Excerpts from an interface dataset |
· · · · ·

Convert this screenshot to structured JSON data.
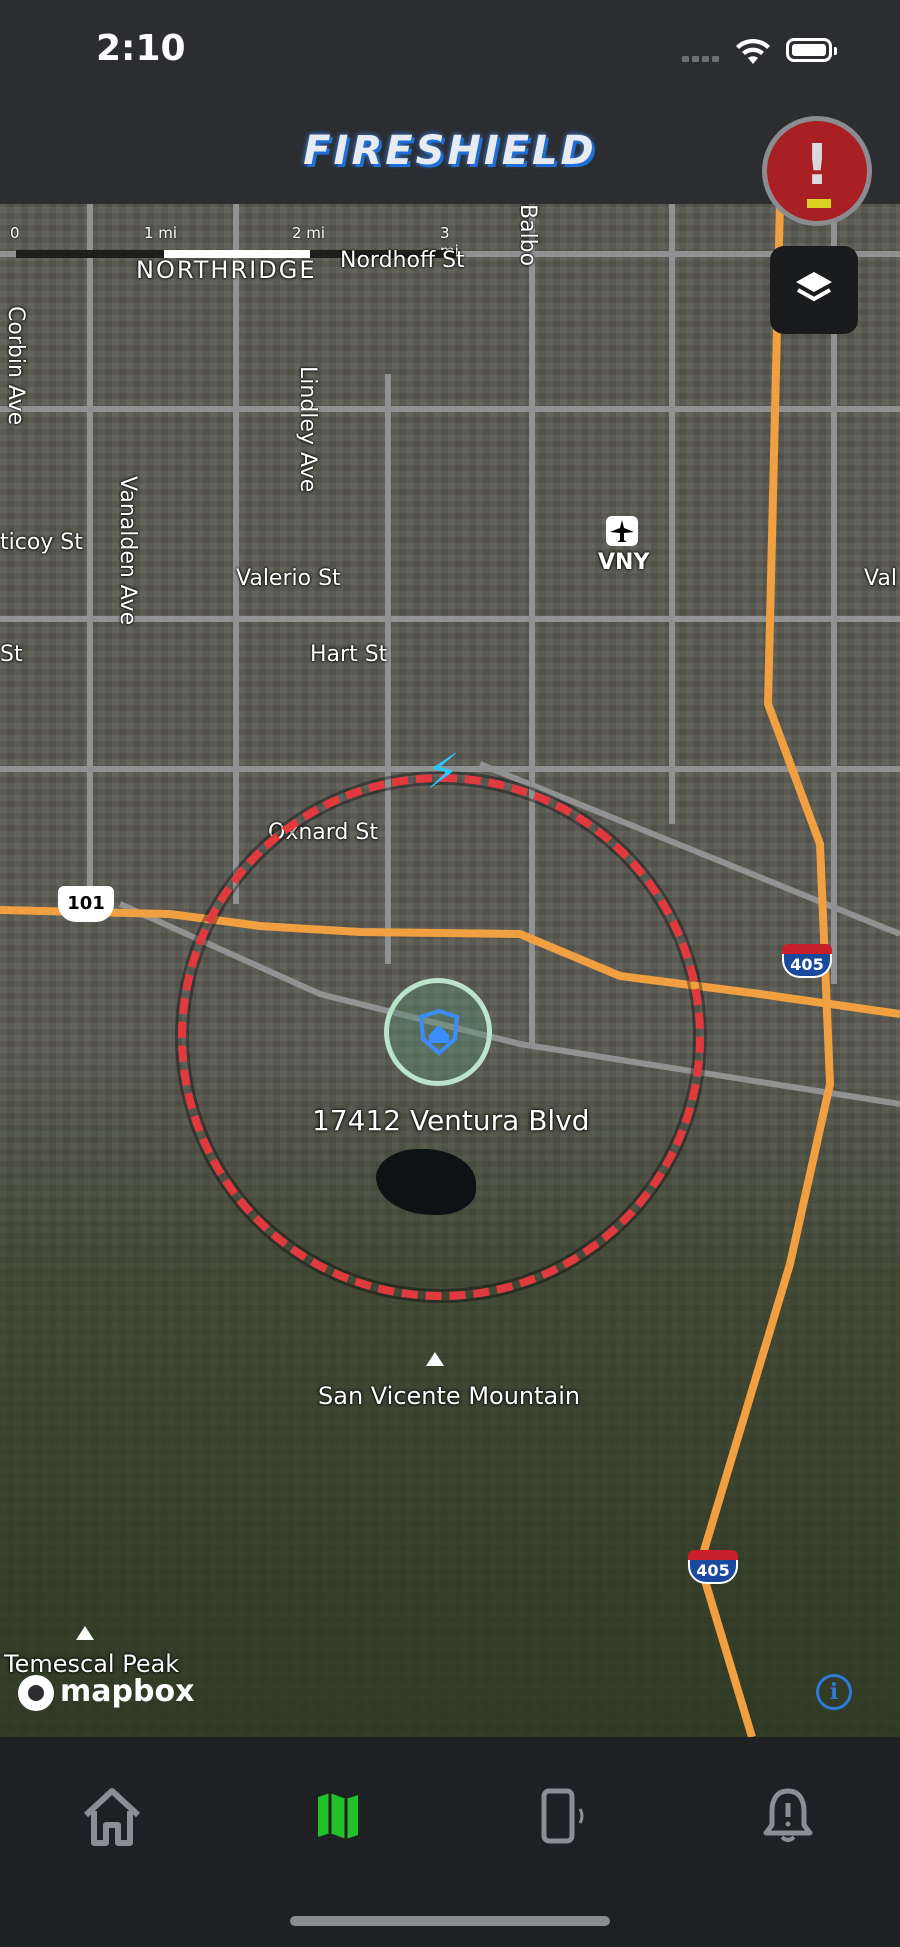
{
  "status_bar": {
    "time": "2:10"
  },
  "header": {
    "title": "FIRESHIELD"
  },
  "alert_button": {
    "icon": "alert-exclamation-icon",
    "color": "#a82024"
  },
  "map": {
    "scale": {
      "labels": [
        "0",
        "1 mi",
        "2 mi",
        "3 mi"
      ]
    },
    "labels": {
      "northridge": "NORTHRIDGE",
      "nordhoff": "Nordhoff St",
      "balboa": "Balbo",
      "corbin": "Corbin Ave",
      "lindley": "Lindley Ave",
      "vanalden": "Vanalden Ave",
      "saticoy": "ticoy St",
      "valerio": "Valerio St",
      "valerio_right": "Val",
      "hart": "Hart St",
      "st_left": "St",
      "oxnard": "Oxnard St",
      "vny": "VNY",
      "hwy101": "101",
      "i405_top": "405",
      "i405_bottom": "405",
      "san_vicente": "San Vicente Mountain",
      "temescal": "Temescal Peak",
      "mapbox": "mapbox"
    },
    "home": {
      "address": "17412 Ventura Blvd",
      "alert_radius_color": "#e03a3e"
    }
  },
  "tabs": [
    {
      "name": "home",
      "icon": "house-icon",
      "active": false
    },
    {
      "name": "map",
      "icon": "map-icon",
      "active": true
    },
    {
      "name": "device",
      "icon": "phone-vibrate-icon",
      "active": false
    },
    {
      "name": "alerts",
      "icon": "bell-alert-icon",
      "active": false
    }
  ],
  "colors": {
    "active_tab": "#22c12a",
    "inactive_tab": "#8a8f96",
    "title_glow": "#1f6fd6"
  }
}
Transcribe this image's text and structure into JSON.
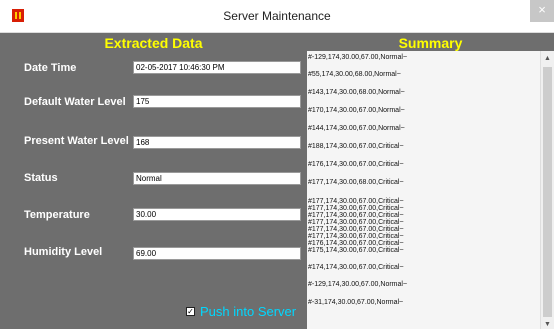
{
  "window": {
    "title": "Server Maintenance",
    "close_glyph": "×"
  },
  "left": {
    "heading": "Extracted Data",
    "fields": [
      {
        "label": "Date Time",
        "value": "02-05-2017 10:46:30 PM"
      },
      {
        "label": "Default Water Level",
        "value": "175"
      },
      {
        "label": "Present Water Level",
        "value": "168"
      },
      {
        "label": "Status",
        "value": "Normal"
      },
      {
        "label": "Temperature",
        "value": "30.00"
      },
      {
        "label": "Humidity Level",
        "value": "69.00"
      }
    ],
    "push": {
      "label": "Push into Server",
      "checked": true
    }
  },
  "right": {
    "heading": "Summary",
    "lines": [
      "#-129,174,30.00,67.00,Normal~",
      "#55,174,30.00,68.00,Normal~",
      "#143,174,30.00,68.00,Normal~",
      "#170,174,30.00,67.00,Normal~",
      "#144,174,30.00,67.00,Normal~",
      "#188,174,30.00,67.00,Critical~",
      "#176,174,30.00,67.00,Critical~",
      "#177,174,30.00,68.00,Critical~",
      "#177,174,30.00,67.00,Critical~",
      "#177,174,30.00,67.00,Critical~",
      "#177,174,30.00,67.00,Critical~",
      "#177,174,30.00,67.00,Critical~",
      "#177,174,30.00,67.00,Critical~",
      "#177,174,30.00,67.00,Critical~",
      "#176,174,30.00,67.00,Critical~",
      "#175,174,30.00,67.00,Critical~",
      "#174,174,30.00,67.00,Critical~",
      "#-129,174,30.00,67.00,Normal~",
      "#-31,174,30.00,67.00,Normal~"
    ]
  },
  "colors": {
    "panel_bg": "#6e6e6e",
    "heading": "#ffff00",
    "push_label": "#00d8ff",
    "icon_red": "#d81e05",
    "icon_yellow": "#ffcc00"
  },
  "icons": {
    "app": "app-icon",
    "close": "close-icon",
    "checkbox": "check-icon",
    "scroll_up": "chevron-up-icon",
    "scroll_down": "chevron-down-icon"
  }
}
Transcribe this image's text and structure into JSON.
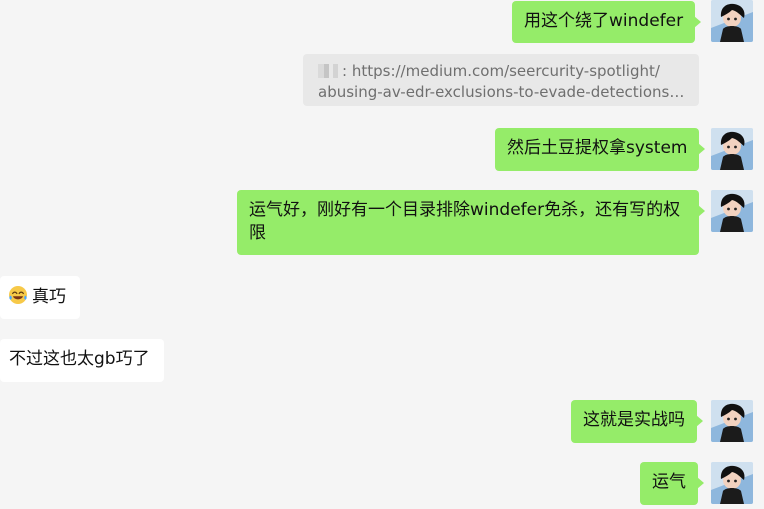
{
  "messages": [
    {
      "side": "right",
      "text": "用这个绕了windefer"
    },
    {
      "side": "right",
      "type": "link",
      "prefix": ":",
      "line1": "https://medium.com/seercurity-spotlight/",
      "line2": "abusing-av-edr-exclusions-to-evade-detections-2..."
    },
    {
      "side": "right",
      "text": "然后土豆提权拿system"
    },
    {
      "side": "right",
      "text": "运气好，刚好有一个目录排除windefer免杀，还有写的权限"
    },
    {
      "side": "left",
      "text": "真巧",
      "emoji": "joy-tears-icon"
    },
    {
      "side": "left",
      "text": "不过这也太gb巧了"
    },
    {
      "side": "right",
      "text": "这就是实战吗"
    },
    {
      "side": "right",
      "text": "运气"
    }
  ],
  "colors": {
    "background": "#f5f5f5",
    "right_bubble": "#95ec69",
    "left_bubble": "#ffffff",
    "link_card": "#e8e8e8"
  }
}
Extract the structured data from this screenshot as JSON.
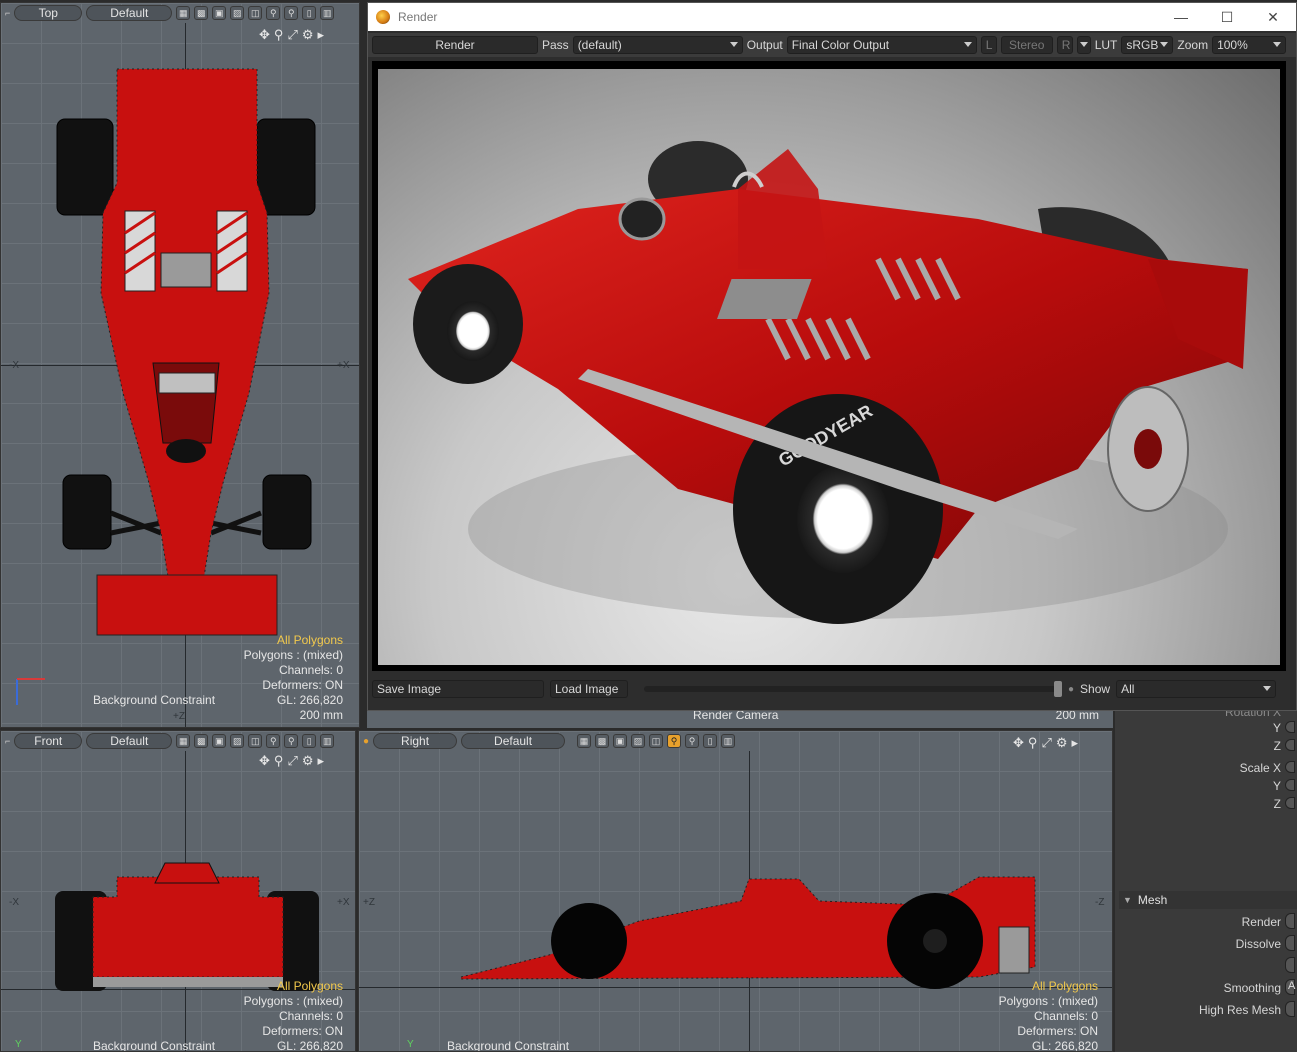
{
  "viewports": {
    "top": {
      "view_label": "Top",
      "shading_label": "Default",
      "axis_neg_x": "-X",
      "axis_pos_x": "+X",
      "axis_z": "+Z",
      "stats": {
        "selection": "All Polygons",
        "polygons": "Polygons : (mixed)",
        "channels": "Channels: 0",
        "deformers": "Deformers: ON",
        "gl": "GL: 266,820",
        "scale": "200 mm"
      },
      "bg_constraint": "Background Constraint"
    },
    "front": {
      "view_label": "Front",
      "shading_label": "Default",
      "axis_neg_x": "-X",
      "axis_pos_x": "+X",
      "stats": {
        "selection": "All Polygons",
        "polygons": "Polygons : (mixed)",
        "channels": "Channels: 0",
        "deformers": "Deformers: ON",
        "gl": "GL: 266,820"
      },
      "bg_constraint": "Background Constraint",
      "axis_y": "Y"
    },
    "right": {
      "view_label": "Right",
      "shading_label": "Default",
      "axis_pos_z": "+Z",
      "axis_neg_z": "-Z",
      "stats": {
        "selection": "All Polygons",
        "polygons": "Polygons : (mixed)",
        "channels": "Channels: 0",
        "deformers": "Deformers: ON",
        "gl": "GL: 266,820"
      },
      "bg_constraint": "Background Constraint",
      "axis_y": "Y"
    },
    "camera": {
      "label": "Render Camera",
      "scale": "200 mm"
    }
  },
  "render_window": {
    "title": "Render",
    "controls": {
      "minimize": "—",
      "maximize": "☐",
      "close": "✕"
    },
    "toolbar": {
      "render_label": "Render",
      "pass_label": "Pass",
      "pass_value": "(default)",
      "output_label": "Output",
      "output_value": "Final Color Output",
      "l_label": "L",
      "stereo_label": "Stereo",
      "r_label": "R",
      "lut_label": "LUT",
      "lut_value": "sRGB",
      "zoom_label": "Zoom",
      "zoom_value": "100%"
    },
    "bottom": {
      "save_label": "Save Image",
      "load_label": "Load Image",
      "show_label": "Show",
      "show_value": "All"
    },
    "tire_brand": "GOODYEAR"
  },
  "properties": {
    "rotation_label": "Rotation X",
    "rot_y": "Y",
    "rot_z": "Z",
    "scale_x": "Scale X",
    "scale_y": "Y",
    "scale_z": "Z",
    "mesh_section": "Mesh",
    "render": "Render",
    "dissolve": "Dissolve",
    "smoothing": "Smoothing",
    "smoothing_value": "A",
    "high_res": "High Res Mesh"
  },
  "colors": {
    "accent": "#e8a12c",
    "car_red": "#c8100f",
    "viewport_bg": "#5e656c",
    "highlight_text": "#f2c94c"
  }
}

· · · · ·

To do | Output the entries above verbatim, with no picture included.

Exercise answer |
Convert this screenshot to structured JSON data.
{
  "status_bar": {
    "time": "2:10"
  },
  "header": {
    "title": "FIRESHIELD"
  },
  "alert_button": {
    "icon": "alert-exclamation-icon",
    "color": "#a82024"
  },
  "map": {
    "scale": {
      "labels": [
        "0",
        "1 mi",
        "2 mi",
        "3 mi"
      ]
    },
    "labels": {
      "northridge": "NORTHRIDGE",
      "nordhoff": "Nordhoff St",
      "balboa": "Balbo",
      "corbin": "Corbin Ave",
      "lindley": "Lindley Ave",
      "vanalden": "Vanalden Ave",
      "saticoy": "ticoy St",
      "valerio": "Valerio St",
      "valerio_right": "Val",
      "hart": "Hart St",
      "st_left": "St",
      "oxnard": "Oxnard St",
      "vny": "VNY",
      "hwy101": "101",
      "i405_top": "405",
      "i405_bottom": "405",
      "san_vicente": "San Vicente Mountain",
      "temescal": "Temescal Peak",
      "mapbox": "mapbox"
    },
    "home": {
      "address": "17412 Ventura Blvd",
      "alert_radius_color": "#e03a3e"
    }
  },
  "tabs": [
    {
      "name": "home",
      "icon": "house-icon",
      "active": false
    },
    {
      "name": "map",
      "icon": "map-icon",
      "active": true
    },
    {
      "name": "device",
      "icon": "phone-vibrate-icon",
      "active": false
    },
    {
      "name": "alerts",
      "icon": "bell-alert-icon",
      "active": false
    }
  ],
  "colors": {
    "active_tab": "#22c12a",
    "inactive_tab": "#8a8f96",
    "title_glow": "#1f6fd6"
  }
}
Transcribe this image's text and structure into JSON.
{
  "window": {
    "title": "Server Maintenance",
    "close_glyph": "×"
  },
  "left": {
    "heading": "Extracted Data",
    "fields": [
      {
        "label": "Date Time",
        "value": "02-05-2017 10:46:30 PM"
      },
      {
        "label": "Default Water Level",
        "value": "175"
      },
      {
        "label": "Present Water Level",
        "value": "168"
      },
      {
        "label": "Status",
        "value": "Normal"
      },
      {
        "label": "Temperature",
        "value": "30.00"
      },
      {
        "label": "Humidity Level",
        "value": "69.00"
      }
    ],
    "push": {
      "label": "Push into Server",
      "checked": true
    }
  },
  "right": {
    "heading": "Summary",
    "lines": [
      "#-129,174,30.00,67.00,Normal~",
      "#55,174,30.00,68.00,Normal~",
      "#143,174,30.00,68.00,Normal~",
      "#170,174,30.00,67.00,Normal~",
      "#144,174,30.00,67.00,Normal~",
      "#188,174,30.00,67.00,Critical~",
      "#176,174,30.00,67.00,Critical~",
      "#177,174,30.00,68.00,Critical~",
      "#177,174,30.00,67.00,Critical~",
      "#177,174,30.00,67.00,Critical~",
      "#177,174,30.00,67.00,Critical~",
      "#177,174,30.00,67.00,Critical~",
      "#177,174,30.00,67.00,Critical~",
      "#177,174,30.00,67.00,Critical~",
      "#176,174,30.00,67.00,Critical~",
      "#175,174,30.00,67.00,Critical~",
      "#174,174,30.00,67.00,Critical~",
      "#-129,174,30.00,67.00,Normal~",
      "#-31,174,30.00,67.00,Normal~"
    ]
  },
  "colors": {
    "panel_bg": "#6e6e6e",
    "heading": "#ffff00",
    "push_label": "#00d8ff",
    "icon_red": "#d81e05",
    "icon_yellow": "#ffcc00"
  },
  "icons": {
    "app": "app-icon",
    "close": "close-icon",
    "checkbox": "check-icon",
    "scroll_up": "chevron-up-icon",
    "scroll_down": "chevron-down-icon"
  }
}
Transcribe this image's text and structure into JSON.
{
  "messages": [
    {
      "side": "right",
      "text": "用这个绕了windefer"
    },
    {
      "side": "right",
      "type": "link",
      "prefix": ":",
      "line1": "https://medium.com/seercurity-spotlight/",
      "line2": "abusing-av-edr-exclusions-to-evade-detections-2..."
    },
    {
      "side": "right",
      "text": "然后土豆提权拿system"
    },
    {
      "side": "right",
      "text": "运气好，刚好有一个目录排除windefer免杀，还有写的权限"
    },
    {
      "side": "left",
      "text": "真巧",
      "emoji": "joy-tears-icon"
    },
    {
      "side": "left",
      "text": "不过这也太gb巧了"
    },
    {
      "side": "right",
      "text": "这就是实战吗"
    },
    {
      "side": "right",
      "text": "运气"
    }
  ],
  "colors": {
    "background": "#f5f5f5",
    "right_bubble": "#95ec69",
    "left_bubble": "#ffffff",
    "link_card": "#e8e8e8"
  }
}
Extract the structured data from this screenshot as JSON.
{
  "viewports": {
    "top": {
      "view_label": "Top",
      "shading_label": "Default",
      "axis_neg_x": "-X",
      "axis_pos_x": "+X",
      "axis_z": "+Z",
      "stats": {
        "selection": "All Polygons",
        "polygons": "Polygons : (mixed)",
        "channels": "Channels: 0",
        "deformers": "Deformers: ON",
        "gl": "GL: 266,820",
        "scale": "200 mm"
      },
      "bg_constraint": "Background Constraint"
    },
    "front": {
      "view_label": "Front",
      "shading_label": "Default",
      "axis_neg_x": "-X",
      "axis_pos_x": "+X",
      "stats": {
        "selection": "All Polygons",
        "polygons": "Polygons : (mixed)",
        "channels": "Channels: 0",
        "deformers": "Deformers: ON",
        "gl": "GL: 266,820"
      },
      "bg_constraint": "Background Constraint",
      "axis_y": "Y"
    },
    "right": {
      "view_label": "Right",
      "shading_label": "Default",
      "axis_pos_z": "+Z",
      "axis_neg_z": "-Z",
      "stats": {
        "selection": "All Polygons",
        "polygons": "Polygons : (mixed)",
        "channels": "Channels: 0",
        "deformers": "Deformers: ON",
        "gl": "GL: 266,820"
      },
      "bg_constraint": "Background Constraint",
      "axis_y": "Y"
    },
    "camera": {
      "label": "Render Camera",
      "scale": "200 mm"
    }
  },
  "render_window": {
    "title": "Render",
    "controls": {
      "minimize": "—",
      "maximize": "☐",
      "close": "✕"
    },
    "toolbar": {
      "render_label": "Render",
      "pass_label": "Pass",
      "pass_value": "(default)",
      "output_label": "Output",
      "output_value": "Final Color Output",
      "l_label": "L",
      "stereo_label": "Stereo",
      "r_label": "R",
      "lut_label": "LUT",
      "lut_value": "sRGB",
      "zoom_label": "Zoom",
      "zoom_value": "100%"
    },
    "bottom": {
      "save_label": "Save Image",
      "load_label": "Load Image",
      "show_label": "Show",
      "show_value": "All"
    },
    "tire_brand": "GOODYEAR"
  },
  "properties": {
    "rotation_label": "Rotation X",
    "rot_y": "Y",
    "rot_z": "Z",
    "scale_x": "Scale X",
    "scale_y": "Y",
    "scale_z": "Z",
    "mesh_section": "Mesh",
    "render": "Render",
    "dissolve": "Dissolve",
    "smoothing": "Smoothing",
    "smoothing_value": "A",
    "high_res": "High Res Mesh"
  },
  "colors": {
    "accent": "#e8a12c",
    "car_red": "#c8100f",
    "viewport_bg": "#5e656c",
    "highlight_text": "#f2c94c"
  }
}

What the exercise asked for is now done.